The city of Seattle also filed a separate lawsuit against Purdue as well as units of Teva Pharmaceutical Industries Ltd, Johnson and Johnson, Endo International Plc and Allergan Plc.
The lawsuit by Washington Attorney General Bob Ferguson accused Purdue of deceptive marketing of OxyContin and convincing doctors and the public that its drugs had a low-risk of addiction and were effective for treating chronic pain.
He said he would be seeking to force Purdue to pay a “significant” sum for engaging in marketing practices that downplayed the addictiveness of its drugs, allowing it to earn billions of dollars while fueling the opioid crisis.
“I don’t know how executives at Purdue sleep at night,” Ferguson told reporters.
Stamford, Connecticut-based Purdue said in a statement it was “deeply troubled” by the opioid crisis and that its U.S. Food and Drug Administration-approved products account for just 2 percent of all opioid prescriptions.
“We vigorously deny these allegations and look forward to the opportunity to present our defense,” Purdue said.

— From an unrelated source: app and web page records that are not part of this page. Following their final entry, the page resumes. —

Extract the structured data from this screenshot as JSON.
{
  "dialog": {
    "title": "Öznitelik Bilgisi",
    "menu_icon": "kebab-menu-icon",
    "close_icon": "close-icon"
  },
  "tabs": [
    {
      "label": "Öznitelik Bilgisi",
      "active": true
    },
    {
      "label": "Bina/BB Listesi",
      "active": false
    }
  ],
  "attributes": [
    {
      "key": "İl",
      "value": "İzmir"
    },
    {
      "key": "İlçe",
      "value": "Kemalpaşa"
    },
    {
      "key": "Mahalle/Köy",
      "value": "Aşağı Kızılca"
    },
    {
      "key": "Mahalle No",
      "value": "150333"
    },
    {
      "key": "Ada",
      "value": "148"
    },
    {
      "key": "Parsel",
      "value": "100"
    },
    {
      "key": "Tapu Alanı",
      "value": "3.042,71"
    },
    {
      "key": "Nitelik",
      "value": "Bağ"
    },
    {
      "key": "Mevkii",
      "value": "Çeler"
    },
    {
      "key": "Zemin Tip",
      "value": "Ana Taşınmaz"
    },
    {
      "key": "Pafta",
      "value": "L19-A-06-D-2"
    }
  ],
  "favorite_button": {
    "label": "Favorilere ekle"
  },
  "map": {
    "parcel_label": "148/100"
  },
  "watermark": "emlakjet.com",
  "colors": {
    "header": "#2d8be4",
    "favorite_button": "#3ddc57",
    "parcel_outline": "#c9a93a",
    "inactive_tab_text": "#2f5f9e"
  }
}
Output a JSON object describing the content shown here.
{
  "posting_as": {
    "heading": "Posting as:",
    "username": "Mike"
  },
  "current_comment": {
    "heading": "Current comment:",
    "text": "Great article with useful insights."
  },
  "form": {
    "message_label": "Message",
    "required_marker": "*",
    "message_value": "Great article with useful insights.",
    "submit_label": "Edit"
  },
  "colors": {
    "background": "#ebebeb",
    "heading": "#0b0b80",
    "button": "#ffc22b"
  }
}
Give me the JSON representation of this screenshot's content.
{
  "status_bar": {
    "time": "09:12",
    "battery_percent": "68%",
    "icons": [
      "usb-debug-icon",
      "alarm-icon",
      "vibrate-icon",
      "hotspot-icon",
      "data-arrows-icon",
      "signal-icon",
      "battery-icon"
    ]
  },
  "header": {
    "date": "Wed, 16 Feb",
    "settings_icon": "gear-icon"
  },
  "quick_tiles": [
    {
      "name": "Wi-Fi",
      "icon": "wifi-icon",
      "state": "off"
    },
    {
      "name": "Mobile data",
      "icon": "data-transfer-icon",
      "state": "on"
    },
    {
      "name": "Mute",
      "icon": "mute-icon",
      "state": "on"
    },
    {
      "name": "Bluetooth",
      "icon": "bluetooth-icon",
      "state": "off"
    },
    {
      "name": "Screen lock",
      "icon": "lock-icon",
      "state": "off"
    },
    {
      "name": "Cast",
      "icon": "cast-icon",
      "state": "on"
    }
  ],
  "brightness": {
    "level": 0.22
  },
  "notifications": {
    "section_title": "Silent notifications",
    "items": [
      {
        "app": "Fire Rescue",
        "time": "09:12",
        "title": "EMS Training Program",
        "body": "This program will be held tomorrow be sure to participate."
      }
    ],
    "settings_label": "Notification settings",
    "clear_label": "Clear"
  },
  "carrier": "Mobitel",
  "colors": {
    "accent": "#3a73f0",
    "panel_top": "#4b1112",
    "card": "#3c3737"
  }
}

According to the U.S. Centers for Disease Control and Prevention, opioids were involved in over 33,000 deaths in 2015, the latest year for which data is available. The death rate has continued rising, according to estimates.
The lawsuits followed a wave of cases against opioid manufacturers and distributors by Louisiana, West Virginia, New Mexico, Oklahoma, Mississippi, Ohio, Missouri, New Hampshire and South Carolina, as well as several cities and counties.
Purdue and three executives pleaded guilty in 2007 to federal charges related to the misbranding of OxyContin, which is used to relieve pain, and agreed to pay a total of $634.5 million to resolve a U.S. Justice Department probe.
That year, the privately held company also reached a $19.5 million settlement with 26 states and the District of Columbia. It had agreed in 2015 to pay $24 million to resolve a lawsuit by Kentucky.
In filing his lawsuit in King County Superior Court in Seattle on Thursday, Ferguson said he was breaking off from an ongoing multi-state probe by various attorneys general into companies that manufacture and distribute opioids.
While Ferguson said looked forward to seeing its results, “we felt we had a case ready to go.”